To ram the point home, Ms Tastad’s firm has sponsored an installation at this year’s conference called Women at Work: Myth versus Reality.
On the main promenade leading to the conference room, there’s a roomful of televisions displaying incorrect assumptions about women such as they can’t juggle work and home, they’re too emotional.
At the flip of a switch, the televisions then display positive assumptions about women.
If only it were that easy. The exhibition is clearly a bit of a gimmick, but the small room is packed each day, and for some it seems effective. “It made me think,” says one visitor.
Lisa Sherman, the president and chief executive of the US Advertising Council, says it’s only by having the confidence to be yourself, rather than trying to ape what you think leaders should look like that you can succeed.
She says for the first 15 years of her work life she hid the fact that was gay.
“I didn’t have the courage to come out and say who I truly was because I feared it would harm my career,” she says.
Yet she believes that denying such a big part of her, actually held her back.
Once she came out, she says she felt “so free”, and it enabled her to perform much better and she thinks that’s why her career subsequently progressed much faster.
Yet even when you have succeeded you can face issues.
Gillian Tans, the chief executive of online accommodation website Booking.com, has been instrumental in driving the firm’s growth, yet she says she too faced hidden assumptions with her first pregnancy.
No one wanted to broach the topic with her, but she said everyone was worried about it.
It was “The elephant in the room”, she says.
At the time she was the then start-up’s seventh employee, making her crucial to the tiny team.
“People were thinking ‘oh my god, what’s going to happen now?’, she laughs.
She had “no intention” of lessening her commitment to the firm, but some people assumed she would.
“Once people saw I was just as committed as before it was fine,” she says.
Yet slowly but surely there are hopes that the situation may be changing.
Early in her career, Peggy Johnson, who heads up business development at tech giant Microsoft, recalls walking the long way round the building to avoid sexist comments from colleagues and feeling pressured
Her daughter recently told her, she doesn’t laugh when male work colleagues make inappropriate remarks because she knew her mum didn’t.
It makes Ms Johnson emotional, because it’s not true: “I always laughed,” she says, her voice breaking. “I thought I had to.”
“She learned it from my 50-year-old self.

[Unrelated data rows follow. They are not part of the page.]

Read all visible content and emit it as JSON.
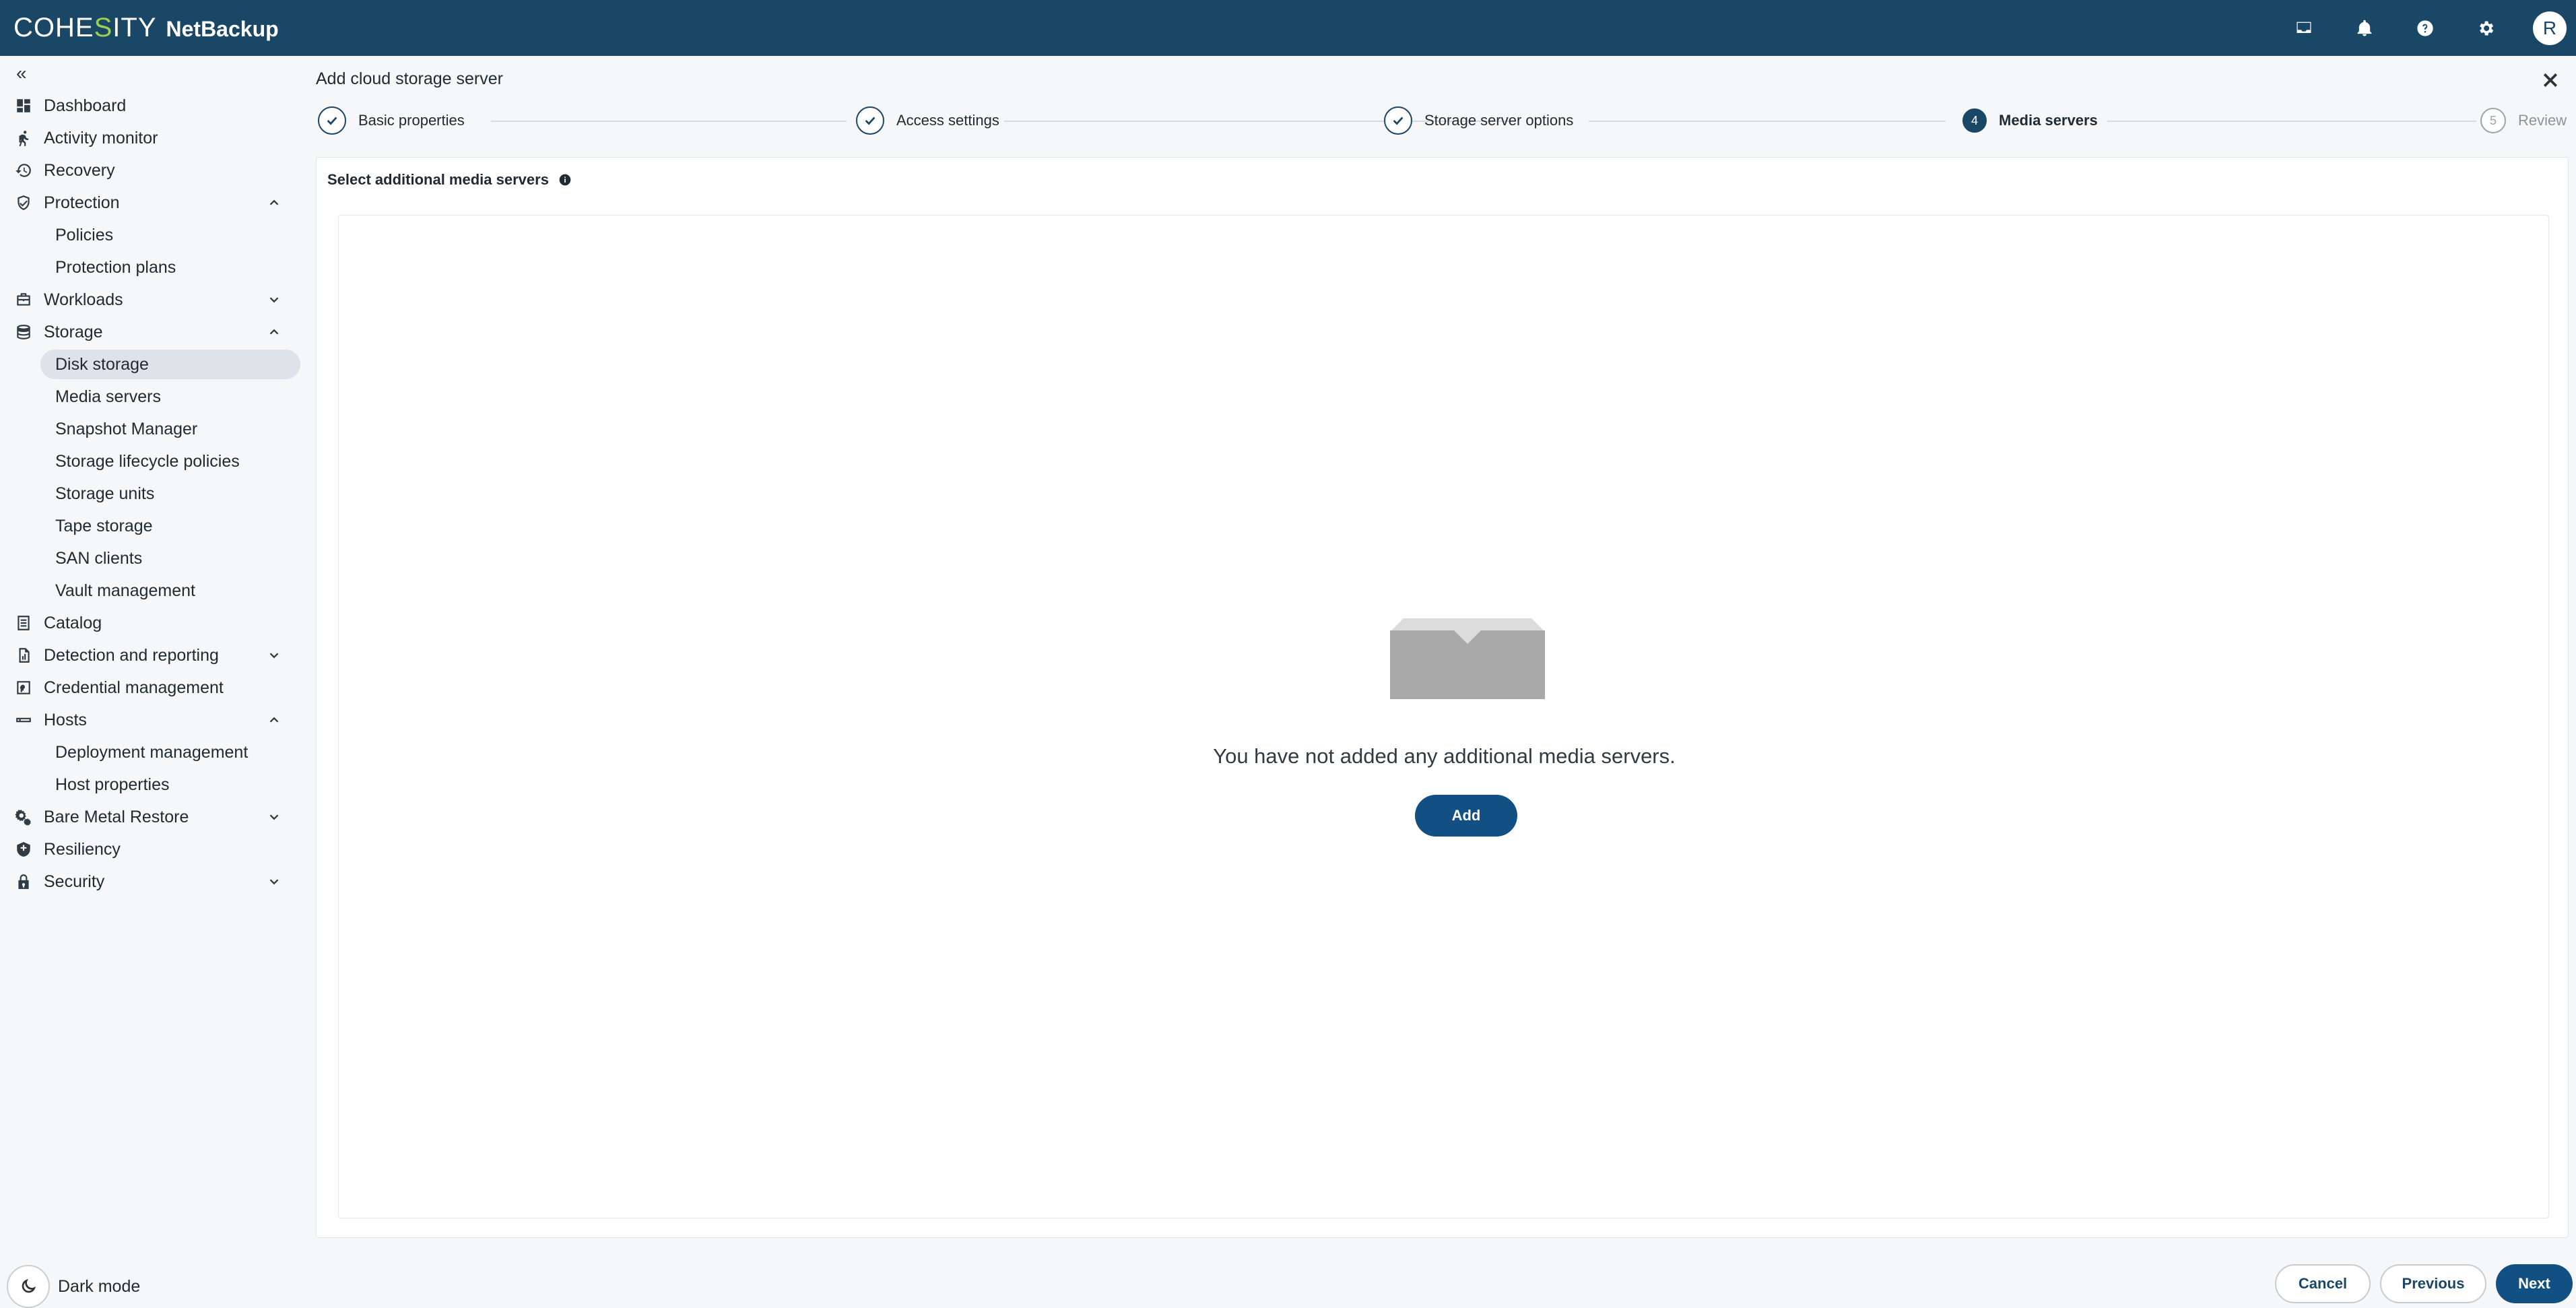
{
  "brand": {
    "logo_left": "COHE",
    "logo_accent": "S",
    "logo_right": "ITY",
    "product": "NetBackup"
  },
  "topbar": {
    "avatar_initial": "R"
  },
  "sidebar": {
    "collapse_label": "«",
    "items": [
      {
        "label": "Dashboard"
      },
      {
        "label": "Activity monitor"
      },
      {
        "label": "Recovery"
      },
      {
        "label": "Protection"
      },
      {
        "label": "Policies"
      },
      {
        "label": "Protection plans"
      },
      {
        "label": "Workloads"
      },
      {
        "label": "Storage"
      },
      {
        "label": "Disk storage"
      },
      {
        "label": "Media servers"
      },
      {
        "label": "Snapshot Manager"
      },
      {
        "label": "Storage lifecycle policies"
      },
      {
        "label": "Storage units"
      },
      {
        "label": "Tape storage"
      },
      {
        "label": "SAN clients"
      },
      {
        "label": "Vault management"
      },
      {
        "label": "Catalog"
      },
      {
        "label": "Detection and reporting"
      },
      {
        "label": "Credential management"
      },
      {
        "label": "Hosts"
      },
      {
        "label": "Deployment management"
      },
      {
        "label": "Host properties"
      },
      {
        "label": "Bare Metal Restore"
      },
      {
        "label": "Resiliency"
      },
      {
        "label": "Security"
      }
    ],
    "dark_mode_label": "Dark mode"
  },
  "wizard": {
    "title": "Add cloud storage server",
    "steps": [
      {
        "label": "Basic properties",
        "state": "done"
      },
      {
        "label": "Access settings",
        "state": "done"
      },
      {
        "label": "Storage server options",
        "state": "done"
      },
      {
        "number": "4",
        "label": "Media servers",
        "state": "current"
      },
      {
        "number": "5",
        "label": "Review",
        "state": "pending"
      }
    ],
    "section_title": "Select additional media servers",
    "empty_message": "You have not added any additional media servers.",
    "add_label": "Add"
  },
  "footer": {
    "cancel_label": "Cancel",
    "previous_label": "Previous",
    "next_label": "Next"
  },
  "colors": {
    "header": "#1b4766",
    "primary": "#124f82",
    "accent": "#9bd14b"
  }
}
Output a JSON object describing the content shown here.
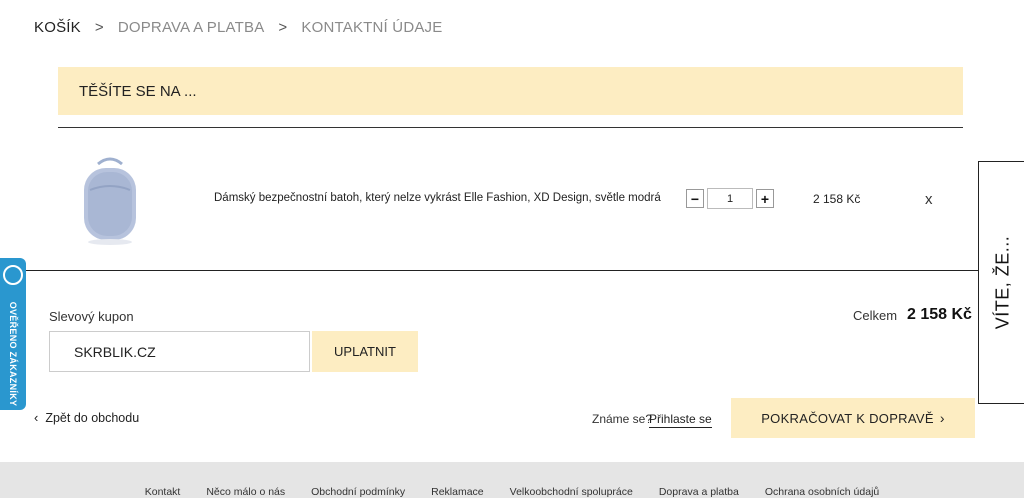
{
  "breadcrumb": {
    "step1": "KOŠÍK",
    "step2": "DOPRAVA A PLATBA",
    "step3": "KONTAKTNÍ ÚDAJE",
    "separator": ">"
  },
  "banner": {
    "text": "TĚŠÍTE SE NA ..."
  },
  "cart": {
    "item": {
      "name": "Dámský bezpečnostní batoh, který nelze vykrást Elle Fashion, XD Design, světle modrá",
      "quantity": "1",
      "price": "2 158 Kč",
      "remove": "x",
      "minus": "−",
      "plus": "+"
    }
  },
  "coupon": {
    "label": "Slevový kupon",
    "value": "SKRBLIK.CZ",
    "apply": "UPLATNIT"
  },
  "total": {
    "label": "Celkem",
    "value": "2 158 Kč"
  },
  "nav": {
    "back": "Zpět do obchodu",
    "login_question": "Známe se?",
    "login_link": "Přihlaste se",
    "continue": "POKRAČOVAT K DOPRAVĚ"
  },
  "side_tab": {
    "label": "VÍTE, ŽE..."
  },
  "verified_badge": {
    "label": "OVĚŘENO ZÁKAZNÍKY"
  },
  "footer": {
    "links": [
      "Kontakt",
      "Něco málo o nás",
      "Obchodní podmínky",
      "Reklamace",
      "Velkoobchodní spolupráce",
      "Doprava a platba",
      "Ochrana osobních údajů"
    ]
  },
  "colors": {
    "accent": "#fdedc2",
    "badge": "#2a97cf"
  }
}
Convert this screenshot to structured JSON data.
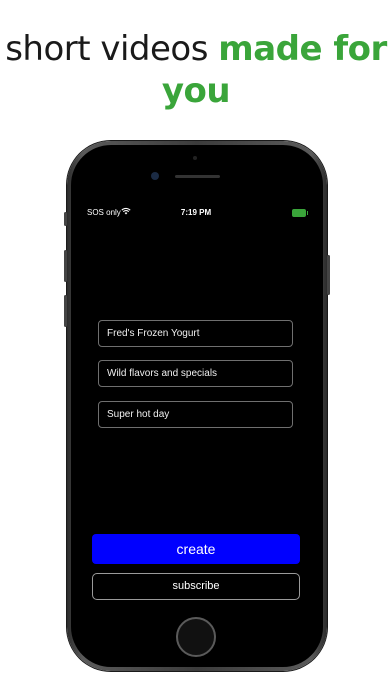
{
  "headline": {
    "plain": "short videos ",
    "accent": "made for you"
  },
  "status_bar": {
    "carrier": "SOS only",
    "time": "7:19 PM"
  },
  "form": {
    "business_name": "Fred's Frozen Yogurt",
    "tagline": "Wild flavors and specials",
    "detail": "Super hot day"
  },
  "buttons": {
    "create": "create",
    "subscribe": "subscribe"
  },
  "colors": {
    "accent": "#3aa53a",
    "primary_button": "#0000ff",
    "screen_bg": "#000000"
  },
  "icons": {
    "wifi": "wifi-icon",
    "battery": "battery-charging-icon"
  }
}
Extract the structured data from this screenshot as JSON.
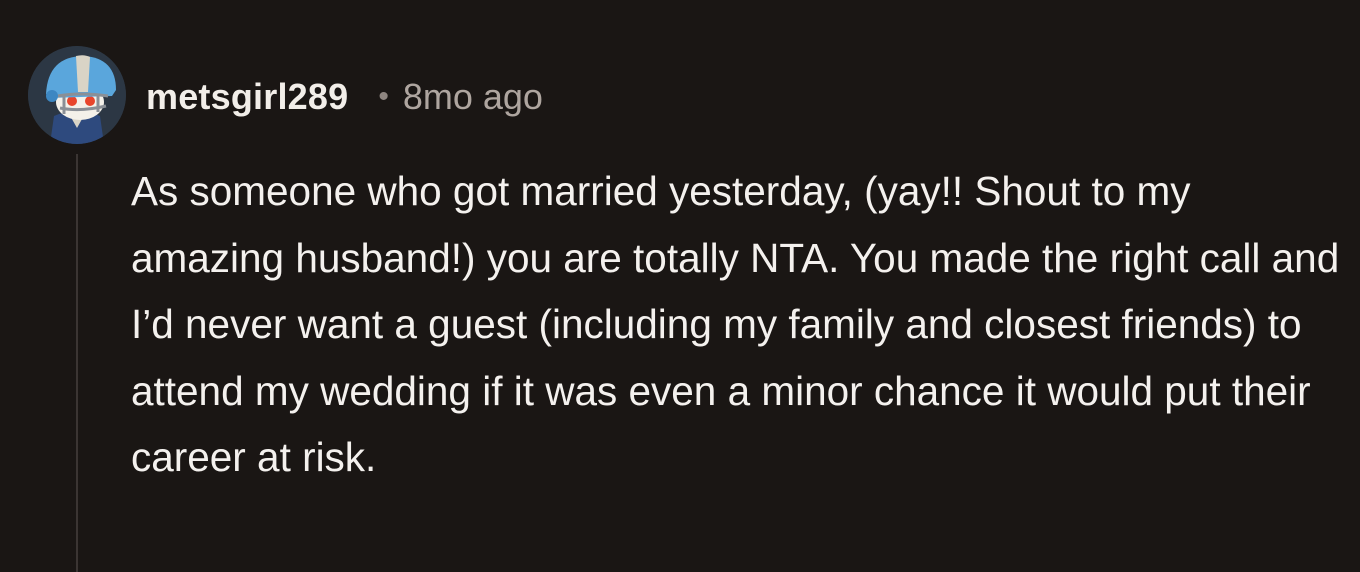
{
  "comment": {
    "username": "metsgirl289",
    "separator": "•",
    "timestamp": "8mo ago",
    "body": "As someone who got married yesterday, (yay!! Shout to my amazing husband!) you are totally NTA. You made the right call and I’d never want a guest (including my family and closest friends) to attend my wedding if it was even a minor chance it would put their career at risk."
  },
  "avatar": {
    "icon": "snoo-football-helmet-avatar",
    "colors": {
      "background": "#2c3744",
      "helmet": "#5aa6dc",
      "stripe": "#d9d4c6",
      "jersey": "#2e4a7e",
      "eyes": "#e8452c"
    }
  },
  "colors": {
    "background": "#1a1614",
    "username": "#f2eee9",
    "timestamp": "#aea59f",
    "body": "#f4f1ee",
    "thread_line": "#3b3533"
  }
}
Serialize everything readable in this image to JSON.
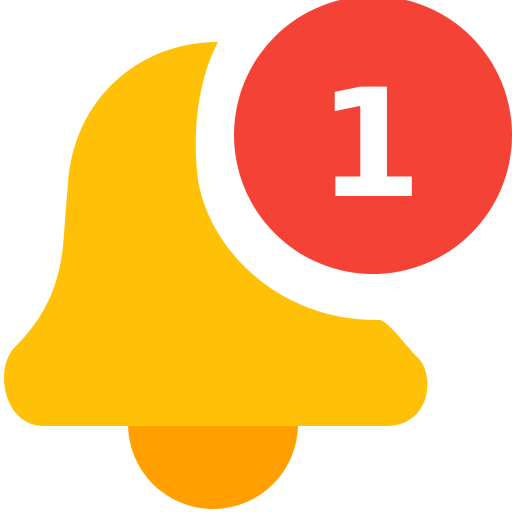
{
  "icon": {
    "name": "notification-bell-icon",
    "colors": {
      "bell_body": "#FFC107",
      "bell_clapper": "#FF9F00",
      "badge": "#F44336",
      "badge_text": "#FFFFFF",
      "badge_ring": "#FFFFFF"
    }
  },
  "badge": {
    "count": "1"
  }
}
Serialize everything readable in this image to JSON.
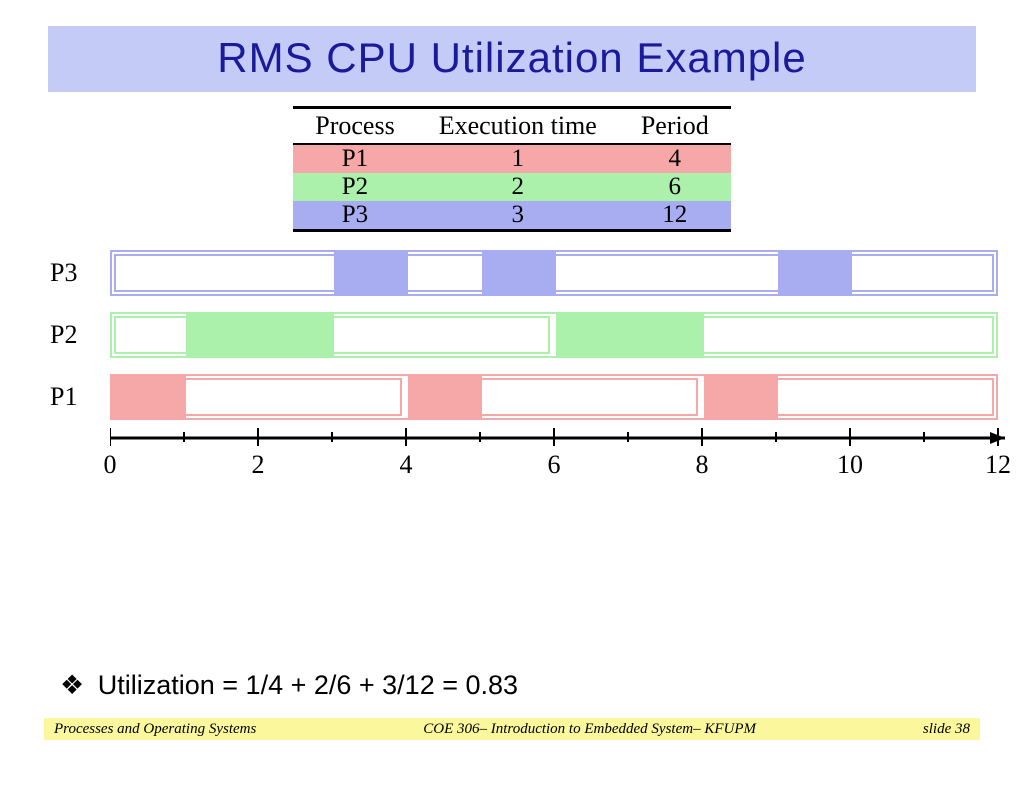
{
  "title": "RMS CPU Utilization Example",
  "table": {
    "columns": [
      "Process",
      "Execution time",
      "Period"
    ],
    "rows": [
      {
        "name": "P1",
        "exec": "1",
        "period": "4"
      },
      {
        "name": "P2",
        "exec": "2",
        "period": "6"
      },
      {
        "name": "P3",
        "exec": "3",
        "period": "12"
      }
    ]
  },
  "chart_data": {
    "type": "bar",
    "xlabel": "",
    "ylabel": "",
    "xlim": [
      0,
      12
    ],
    "ticks": [
      0,
      2,
      4,
      6,
      8,
      10,
      12
    ],
    "lanes": [
      {
        "name": "P3",
        "color": "#a7adf0",
        "segments": [
          [
            3,
            4
          ],
          [
            5,
            6
          ],
          [
            9,
            10
          ]
        ],
        "period_windows": [
          [
            0,
            12
          ]
        ]
      },
      {
        "name": "P2",
        "color": "#abf0ab",
        "segments": [
          [
            1,
            3
          ],
          [
            6,
            8
          ]
        ],
        "period_windows": [
          [
            0,
            6
          ],
          [
            6,
            12
          ]
        ]
      },
      {
        "name": "P1",
        "color": "#f6a7a7",
        "segments": [
          [
            0,
            1
          ],
          [
            4,
            5
          ],
          [
            8,
            9
          ]
        ],
        "period_windows": [
          [
            0,
            4
          ],
          [
            4,
            8
          ],
          [
            8,
            12
          ]
        ]
      }
    ]
  },
  "utilization_text": "Utilization = 1/4 + 2/6 + 3/12 = 0.83",
  "footer": {
    "left": "Processes and Operating Systems",
    "center": "COE 306– Introduction to Embedded System– KFUPM",
    "right": "slide 38"
  }
}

Because I don’t laugh anymore. I’m in that position of power now.”
Clearly, there is progress.
Davos ideas to help women at work
Red flags – agree rules for meetings; such as women aren’t talked over or interrupted, and if an incursion occurs someone holds up the red flag
Talking sticks – someone can only talk when they’re holding the stick, once finished they hand it on
Amplification – repeat a woman’s point and ask her to expand on it; the aim is to stamp out “he-peating”, men’s habit of repeating what a woman said and taking credit for it
Mentors – women need people to help them progress in the workplace
Quotas for women – a controversial idea but by providing role models for women the more likely they are to then realise they too, can do that role
Back with Kavita Gupta, she says her life is undoubtedly better than her Indian mother’s – who was forced to marry instead of doing a law degree.
She doesn’t expect her own daughter’s life to be perfect, but it will definitely be better than her own, she says.